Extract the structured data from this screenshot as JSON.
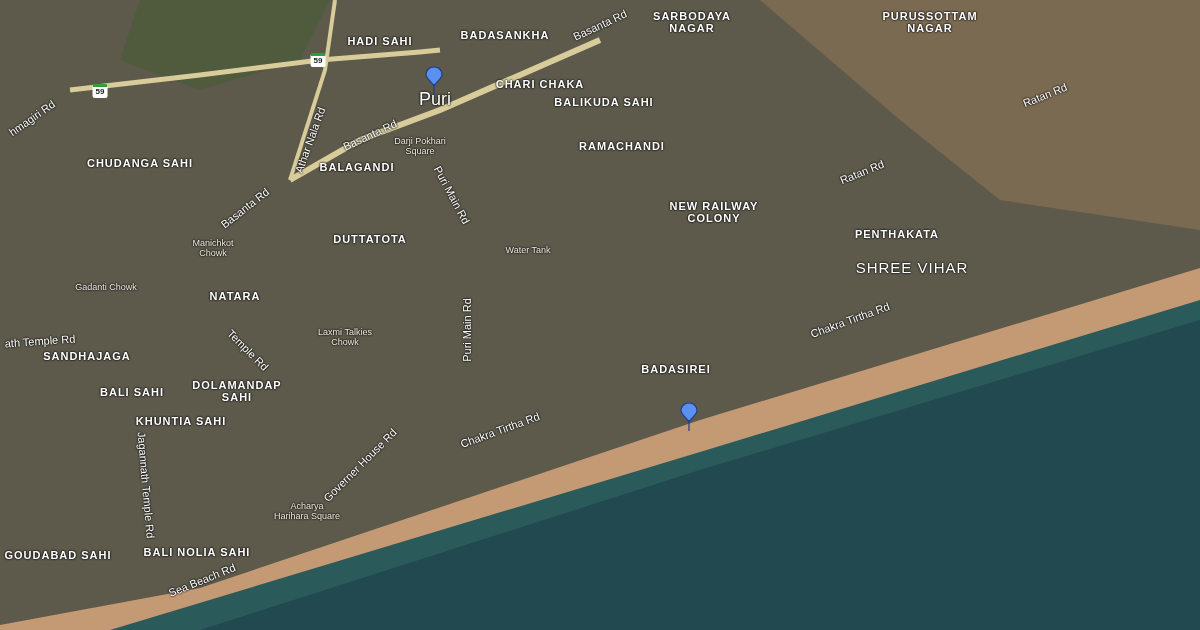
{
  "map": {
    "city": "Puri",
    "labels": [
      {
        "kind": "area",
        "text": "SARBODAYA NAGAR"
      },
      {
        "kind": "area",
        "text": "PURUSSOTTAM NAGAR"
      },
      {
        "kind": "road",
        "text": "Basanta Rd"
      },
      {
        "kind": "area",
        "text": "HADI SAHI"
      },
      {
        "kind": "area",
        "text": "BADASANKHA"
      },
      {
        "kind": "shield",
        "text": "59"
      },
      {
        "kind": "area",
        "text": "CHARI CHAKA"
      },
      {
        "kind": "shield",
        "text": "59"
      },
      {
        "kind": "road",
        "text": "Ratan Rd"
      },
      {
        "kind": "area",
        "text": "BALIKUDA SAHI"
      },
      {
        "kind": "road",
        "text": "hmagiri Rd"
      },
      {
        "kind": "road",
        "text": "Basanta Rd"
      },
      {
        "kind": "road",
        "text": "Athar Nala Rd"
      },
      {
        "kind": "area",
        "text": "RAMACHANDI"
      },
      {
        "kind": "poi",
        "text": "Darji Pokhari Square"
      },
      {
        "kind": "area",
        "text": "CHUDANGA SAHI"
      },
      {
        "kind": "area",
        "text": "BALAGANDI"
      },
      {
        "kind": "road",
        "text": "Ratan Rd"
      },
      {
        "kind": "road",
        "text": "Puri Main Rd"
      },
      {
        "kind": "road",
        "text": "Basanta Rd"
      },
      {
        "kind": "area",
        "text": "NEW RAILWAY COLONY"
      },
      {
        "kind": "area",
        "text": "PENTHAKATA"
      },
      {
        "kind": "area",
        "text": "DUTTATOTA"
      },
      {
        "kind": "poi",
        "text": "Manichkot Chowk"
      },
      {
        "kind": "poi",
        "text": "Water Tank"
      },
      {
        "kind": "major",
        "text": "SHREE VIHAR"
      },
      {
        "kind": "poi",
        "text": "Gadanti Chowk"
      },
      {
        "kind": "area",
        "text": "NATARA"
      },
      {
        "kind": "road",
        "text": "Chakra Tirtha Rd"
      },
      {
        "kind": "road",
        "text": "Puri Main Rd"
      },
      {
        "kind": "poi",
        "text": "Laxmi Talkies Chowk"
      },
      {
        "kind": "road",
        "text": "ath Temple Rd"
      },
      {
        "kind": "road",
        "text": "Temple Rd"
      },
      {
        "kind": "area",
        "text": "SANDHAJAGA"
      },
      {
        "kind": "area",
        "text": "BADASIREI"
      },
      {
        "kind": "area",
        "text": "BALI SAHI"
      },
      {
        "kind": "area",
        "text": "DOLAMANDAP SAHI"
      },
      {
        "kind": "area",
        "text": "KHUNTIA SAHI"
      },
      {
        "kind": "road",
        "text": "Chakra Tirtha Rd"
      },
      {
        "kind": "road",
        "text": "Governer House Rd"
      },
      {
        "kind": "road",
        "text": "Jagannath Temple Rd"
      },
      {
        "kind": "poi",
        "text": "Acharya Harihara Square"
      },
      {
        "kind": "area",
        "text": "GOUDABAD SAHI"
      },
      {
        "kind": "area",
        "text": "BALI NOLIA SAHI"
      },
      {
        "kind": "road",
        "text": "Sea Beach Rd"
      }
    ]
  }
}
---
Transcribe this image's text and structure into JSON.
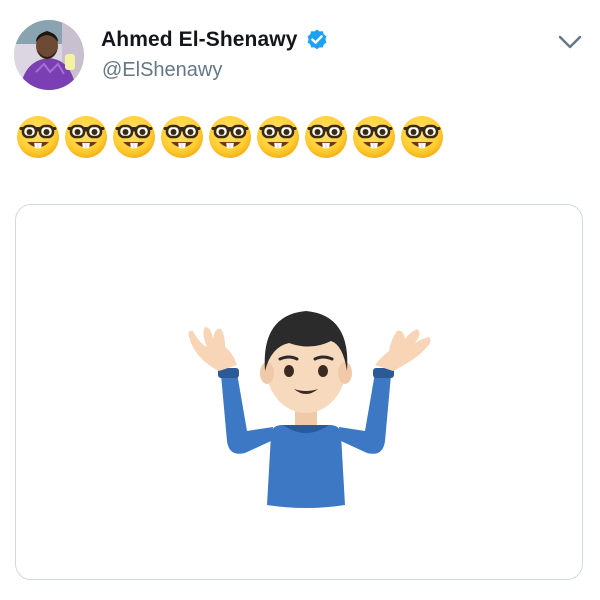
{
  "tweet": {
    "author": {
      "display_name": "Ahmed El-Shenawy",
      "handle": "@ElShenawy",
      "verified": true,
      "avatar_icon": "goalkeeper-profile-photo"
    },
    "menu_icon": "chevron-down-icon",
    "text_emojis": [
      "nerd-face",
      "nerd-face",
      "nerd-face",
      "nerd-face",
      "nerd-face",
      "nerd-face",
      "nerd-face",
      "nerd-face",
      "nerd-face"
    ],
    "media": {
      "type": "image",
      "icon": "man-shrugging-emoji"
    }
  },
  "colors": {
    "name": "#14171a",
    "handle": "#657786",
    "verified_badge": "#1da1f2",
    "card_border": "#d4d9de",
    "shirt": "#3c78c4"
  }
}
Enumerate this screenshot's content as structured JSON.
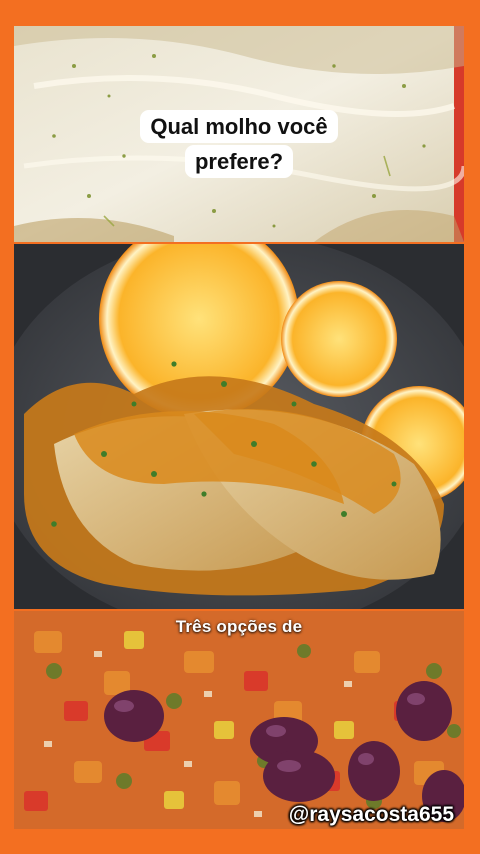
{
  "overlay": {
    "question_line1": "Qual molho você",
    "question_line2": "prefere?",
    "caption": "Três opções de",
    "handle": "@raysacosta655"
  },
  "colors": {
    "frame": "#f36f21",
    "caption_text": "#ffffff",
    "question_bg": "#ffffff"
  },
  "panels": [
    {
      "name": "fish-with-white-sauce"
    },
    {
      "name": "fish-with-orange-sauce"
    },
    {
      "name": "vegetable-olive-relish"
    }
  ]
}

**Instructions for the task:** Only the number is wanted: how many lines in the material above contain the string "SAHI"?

**Response:** 8